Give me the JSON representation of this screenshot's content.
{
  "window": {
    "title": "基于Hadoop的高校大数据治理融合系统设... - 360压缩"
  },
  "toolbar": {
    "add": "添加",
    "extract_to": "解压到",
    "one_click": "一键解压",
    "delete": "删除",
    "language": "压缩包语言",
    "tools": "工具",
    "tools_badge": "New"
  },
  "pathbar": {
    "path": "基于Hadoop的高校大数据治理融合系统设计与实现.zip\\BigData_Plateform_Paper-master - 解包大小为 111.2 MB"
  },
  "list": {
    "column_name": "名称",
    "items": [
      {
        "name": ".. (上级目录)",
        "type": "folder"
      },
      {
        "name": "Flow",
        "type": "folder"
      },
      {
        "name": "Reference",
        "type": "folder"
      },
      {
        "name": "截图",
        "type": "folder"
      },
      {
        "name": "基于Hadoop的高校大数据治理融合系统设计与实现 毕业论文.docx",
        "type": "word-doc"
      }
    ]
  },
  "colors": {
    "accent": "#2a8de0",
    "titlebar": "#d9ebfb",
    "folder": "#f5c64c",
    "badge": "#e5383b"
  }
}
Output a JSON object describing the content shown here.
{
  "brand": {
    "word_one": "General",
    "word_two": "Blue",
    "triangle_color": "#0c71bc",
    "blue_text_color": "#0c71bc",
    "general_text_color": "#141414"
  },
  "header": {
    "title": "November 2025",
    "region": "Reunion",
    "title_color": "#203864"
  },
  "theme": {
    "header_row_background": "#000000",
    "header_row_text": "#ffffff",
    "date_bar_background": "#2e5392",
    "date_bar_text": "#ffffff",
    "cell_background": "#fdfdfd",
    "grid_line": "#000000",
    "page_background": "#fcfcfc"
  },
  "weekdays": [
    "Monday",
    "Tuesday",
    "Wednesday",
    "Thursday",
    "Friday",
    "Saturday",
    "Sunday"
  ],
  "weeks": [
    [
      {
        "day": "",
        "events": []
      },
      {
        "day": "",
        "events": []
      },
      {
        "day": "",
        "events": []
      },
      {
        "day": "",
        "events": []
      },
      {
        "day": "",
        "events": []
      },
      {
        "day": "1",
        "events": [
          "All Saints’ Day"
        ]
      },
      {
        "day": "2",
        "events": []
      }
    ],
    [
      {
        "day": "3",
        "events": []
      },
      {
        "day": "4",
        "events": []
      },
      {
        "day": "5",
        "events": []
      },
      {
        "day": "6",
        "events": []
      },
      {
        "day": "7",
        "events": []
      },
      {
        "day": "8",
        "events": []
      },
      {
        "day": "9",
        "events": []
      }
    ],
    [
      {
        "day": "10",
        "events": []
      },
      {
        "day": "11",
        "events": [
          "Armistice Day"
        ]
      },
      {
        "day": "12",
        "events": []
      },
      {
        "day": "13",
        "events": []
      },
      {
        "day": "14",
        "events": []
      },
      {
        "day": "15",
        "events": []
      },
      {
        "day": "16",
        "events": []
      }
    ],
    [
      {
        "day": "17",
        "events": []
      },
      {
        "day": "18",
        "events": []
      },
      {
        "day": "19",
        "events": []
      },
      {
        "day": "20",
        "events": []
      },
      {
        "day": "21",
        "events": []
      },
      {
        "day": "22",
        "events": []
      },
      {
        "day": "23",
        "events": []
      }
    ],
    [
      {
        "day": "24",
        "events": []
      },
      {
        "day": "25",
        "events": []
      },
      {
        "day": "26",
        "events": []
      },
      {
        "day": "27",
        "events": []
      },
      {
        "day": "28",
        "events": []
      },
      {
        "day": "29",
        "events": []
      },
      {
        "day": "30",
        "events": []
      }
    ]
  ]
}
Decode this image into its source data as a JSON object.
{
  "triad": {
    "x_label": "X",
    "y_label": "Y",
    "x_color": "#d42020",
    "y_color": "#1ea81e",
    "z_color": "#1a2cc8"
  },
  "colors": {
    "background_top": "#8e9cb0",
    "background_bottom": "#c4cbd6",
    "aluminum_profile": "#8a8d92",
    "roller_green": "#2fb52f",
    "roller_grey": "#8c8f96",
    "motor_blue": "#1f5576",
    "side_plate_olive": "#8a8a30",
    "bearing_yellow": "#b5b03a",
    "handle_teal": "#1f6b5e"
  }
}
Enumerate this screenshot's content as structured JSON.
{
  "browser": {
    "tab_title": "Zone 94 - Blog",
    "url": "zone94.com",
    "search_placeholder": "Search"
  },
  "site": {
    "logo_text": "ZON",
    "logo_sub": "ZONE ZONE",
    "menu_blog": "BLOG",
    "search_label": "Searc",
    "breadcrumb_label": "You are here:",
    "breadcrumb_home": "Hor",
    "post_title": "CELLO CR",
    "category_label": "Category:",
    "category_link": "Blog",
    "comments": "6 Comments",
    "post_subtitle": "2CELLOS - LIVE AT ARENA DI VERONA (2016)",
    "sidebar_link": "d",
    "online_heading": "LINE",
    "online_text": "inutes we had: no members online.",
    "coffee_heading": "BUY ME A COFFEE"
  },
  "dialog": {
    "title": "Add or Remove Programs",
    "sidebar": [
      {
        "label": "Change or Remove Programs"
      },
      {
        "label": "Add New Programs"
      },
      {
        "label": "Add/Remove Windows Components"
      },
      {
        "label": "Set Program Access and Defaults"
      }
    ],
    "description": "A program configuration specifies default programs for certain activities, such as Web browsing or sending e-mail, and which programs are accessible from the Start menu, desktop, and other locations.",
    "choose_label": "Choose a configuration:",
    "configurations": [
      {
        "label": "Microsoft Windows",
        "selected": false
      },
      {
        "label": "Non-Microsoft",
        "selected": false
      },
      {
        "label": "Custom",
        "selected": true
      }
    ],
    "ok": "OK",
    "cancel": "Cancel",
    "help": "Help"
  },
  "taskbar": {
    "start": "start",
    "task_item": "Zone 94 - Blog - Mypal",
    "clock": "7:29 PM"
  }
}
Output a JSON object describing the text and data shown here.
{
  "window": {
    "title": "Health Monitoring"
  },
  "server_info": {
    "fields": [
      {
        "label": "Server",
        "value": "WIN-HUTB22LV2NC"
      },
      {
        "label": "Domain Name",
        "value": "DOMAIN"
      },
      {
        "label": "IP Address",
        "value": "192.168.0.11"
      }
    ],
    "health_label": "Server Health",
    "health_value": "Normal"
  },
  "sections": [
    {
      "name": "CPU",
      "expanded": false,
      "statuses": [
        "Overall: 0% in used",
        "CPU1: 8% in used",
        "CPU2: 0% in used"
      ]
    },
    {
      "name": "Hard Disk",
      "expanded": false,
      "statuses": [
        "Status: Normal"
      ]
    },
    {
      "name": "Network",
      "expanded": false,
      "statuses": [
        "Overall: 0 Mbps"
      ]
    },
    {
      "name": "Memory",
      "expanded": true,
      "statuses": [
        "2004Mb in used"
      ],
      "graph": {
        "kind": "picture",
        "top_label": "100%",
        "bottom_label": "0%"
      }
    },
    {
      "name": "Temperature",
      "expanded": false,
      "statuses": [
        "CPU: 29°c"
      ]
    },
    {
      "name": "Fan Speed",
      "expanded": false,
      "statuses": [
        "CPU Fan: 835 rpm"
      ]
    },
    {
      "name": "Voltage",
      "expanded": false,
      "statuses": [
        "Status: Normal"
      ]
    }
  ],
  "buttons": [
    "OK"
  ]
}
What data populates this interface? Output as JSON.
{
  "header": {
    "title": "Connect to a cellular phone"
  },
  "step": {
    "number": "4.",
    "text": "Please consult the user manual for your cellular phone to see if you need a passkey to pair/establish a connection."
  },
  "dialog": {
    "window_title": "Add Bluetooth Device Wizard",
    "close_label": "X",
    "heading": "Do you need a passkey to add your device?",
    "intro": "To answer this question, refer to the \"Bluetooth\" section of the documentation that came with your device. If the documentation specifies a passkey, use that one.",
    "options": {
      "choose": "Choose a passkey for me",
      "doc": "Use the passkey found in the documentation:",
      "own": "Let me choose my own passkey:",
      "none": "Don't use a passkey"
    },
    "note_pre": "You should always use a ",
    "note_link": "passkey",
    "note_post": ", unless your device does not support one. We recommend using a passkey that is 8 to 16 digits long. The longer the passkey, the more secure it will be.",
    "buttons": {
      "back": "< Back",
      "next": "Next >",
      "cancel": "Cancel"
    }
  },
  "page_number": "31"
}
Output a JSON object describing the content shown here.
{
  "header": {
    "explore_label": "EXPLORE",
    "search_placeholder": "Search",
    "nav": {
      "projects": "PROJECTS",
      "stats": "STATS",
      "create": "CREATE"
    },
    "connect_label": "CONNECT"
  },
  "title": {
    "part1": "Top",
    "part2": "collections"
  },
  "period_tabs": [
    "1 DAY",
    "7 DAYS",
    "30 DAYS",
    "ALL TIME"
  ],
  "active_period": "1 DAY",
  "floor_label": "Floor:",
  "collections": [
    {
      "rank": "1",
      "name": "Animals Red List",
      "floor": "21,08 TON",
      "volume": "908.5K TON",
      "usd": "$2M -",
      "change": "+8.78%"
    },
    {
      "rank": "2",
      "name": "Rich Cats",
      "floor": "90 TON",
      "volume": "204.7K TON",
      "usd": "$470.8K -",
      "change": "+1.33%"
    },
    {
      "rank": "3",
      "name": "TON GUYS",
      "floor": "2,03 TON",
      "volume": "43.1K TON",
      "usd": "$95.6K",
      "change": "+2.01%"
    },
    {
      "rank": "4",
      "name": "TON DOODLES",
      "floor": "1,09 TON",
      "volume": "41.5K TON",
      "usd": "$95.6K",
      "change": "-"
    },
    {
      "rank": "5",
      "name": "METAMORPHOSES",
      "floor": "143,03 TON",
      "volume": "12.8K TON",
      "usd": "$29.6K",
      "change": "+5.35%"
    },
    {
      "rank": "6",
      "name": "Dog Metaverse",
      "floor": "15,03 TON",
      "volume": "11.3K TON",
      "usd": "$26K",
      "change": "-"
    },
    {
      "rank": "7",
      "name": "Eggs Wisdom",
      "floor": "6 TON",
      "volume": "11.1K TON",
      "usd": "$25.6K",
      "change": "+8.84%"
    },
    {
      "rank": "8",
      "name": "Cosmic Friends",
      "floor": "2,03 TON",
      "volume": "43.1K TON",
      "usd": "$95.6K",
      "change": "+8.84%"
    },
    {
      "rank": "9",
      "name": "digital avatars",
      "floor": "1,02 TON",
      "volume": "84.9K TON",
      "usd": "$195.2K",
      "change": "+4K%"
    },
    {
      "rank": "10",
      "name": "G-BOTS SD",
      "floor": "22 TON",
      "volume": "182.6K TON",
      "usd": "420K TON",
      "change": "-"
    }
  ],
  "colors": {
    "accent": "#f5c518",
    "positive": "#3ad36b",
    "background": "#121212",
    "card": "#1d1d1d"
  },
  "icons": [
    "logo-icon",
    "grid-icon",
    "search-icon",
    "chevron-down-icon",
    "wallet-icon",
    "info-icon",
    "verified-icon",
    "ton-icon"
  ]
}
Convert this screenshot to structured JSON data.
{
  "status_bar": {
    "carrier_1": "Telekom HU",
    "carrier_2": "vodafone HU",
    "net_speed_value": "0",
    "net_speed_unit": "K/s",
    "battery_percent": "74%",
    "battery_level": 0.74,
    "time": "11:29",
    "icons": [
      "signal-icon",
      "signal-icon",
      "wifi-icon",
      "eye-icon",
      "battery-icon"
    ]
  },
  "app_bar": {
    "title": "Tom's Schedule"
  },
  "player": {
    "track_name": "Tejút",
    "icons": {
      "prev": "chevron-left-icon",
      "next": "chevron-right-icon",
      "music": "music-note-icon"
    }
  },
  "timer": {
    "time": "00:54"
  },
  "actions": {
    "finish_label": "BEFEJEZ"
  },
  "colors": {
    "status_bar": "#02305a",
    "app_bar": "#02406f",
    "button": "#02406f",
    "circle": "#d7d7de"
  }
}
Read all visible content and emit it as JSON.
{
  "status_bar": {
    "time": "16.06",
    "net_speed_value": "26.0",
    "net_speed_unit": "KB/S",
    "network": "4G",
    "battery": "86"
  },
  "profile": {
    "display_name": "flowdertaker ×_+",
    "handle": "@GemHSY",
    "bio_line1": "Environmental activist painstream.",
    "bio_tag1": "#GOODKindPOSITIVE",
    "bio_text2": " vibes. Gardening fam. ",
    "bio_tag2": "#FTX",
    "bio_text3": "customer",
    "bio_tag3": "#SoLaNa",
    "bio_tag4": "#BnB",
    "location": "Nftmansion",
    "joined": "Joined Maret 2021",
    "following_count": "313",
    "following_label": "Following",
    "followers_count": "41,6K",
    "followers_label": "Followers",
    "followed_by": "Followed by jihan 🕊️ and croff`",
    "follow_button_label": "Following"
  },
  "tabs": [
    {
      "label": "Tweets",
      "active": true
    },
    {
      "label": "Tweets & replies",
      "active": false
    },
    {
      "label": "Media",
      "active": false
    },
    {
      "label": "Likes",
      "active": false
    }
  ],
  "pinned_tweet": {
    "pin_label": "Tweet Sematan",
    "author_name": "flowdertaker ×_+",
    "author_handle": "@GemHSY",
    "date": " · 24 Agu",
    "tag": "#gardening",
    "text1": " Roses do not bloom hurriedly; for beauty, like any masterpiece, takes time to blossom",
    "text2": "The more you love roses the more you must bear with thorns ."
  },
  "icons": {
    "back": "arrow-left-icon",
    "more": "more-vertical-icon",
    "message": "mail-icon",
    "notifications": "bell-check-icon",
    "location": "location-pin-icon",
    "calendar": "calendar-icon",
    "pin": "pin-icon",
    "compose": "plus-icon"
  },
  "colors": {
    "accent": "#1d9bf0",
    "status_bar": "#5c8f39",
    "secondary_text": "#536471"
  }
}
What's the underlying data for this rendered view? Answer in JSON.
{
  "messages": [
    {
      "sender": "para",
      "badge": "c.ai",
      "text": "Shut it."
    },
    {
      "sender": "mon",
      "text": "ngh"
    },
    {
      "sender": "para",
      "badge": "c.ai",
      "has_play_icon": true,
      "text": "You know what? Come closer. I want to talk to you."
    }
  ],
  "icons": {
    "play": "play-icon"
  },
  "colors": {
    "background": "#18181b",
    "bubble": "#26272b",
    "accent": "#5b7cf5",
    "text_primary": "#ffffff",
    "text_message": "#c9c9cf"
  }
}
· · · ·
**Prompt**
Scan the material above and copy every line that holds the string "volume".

**Output of the task**
      "volume": "908.5K TON",
      "volume": "204.7K TON",
      "volume": "43.1K TON",
      "volume": "41.5K TON",
      "volume": "12.8K TON",
      "volume": "11.3K TON",
      "volume": "11.1K TON",
      "volume": "43.1K TON",
      "volume": "84.9K TON",
      "volume": "182.6K TON",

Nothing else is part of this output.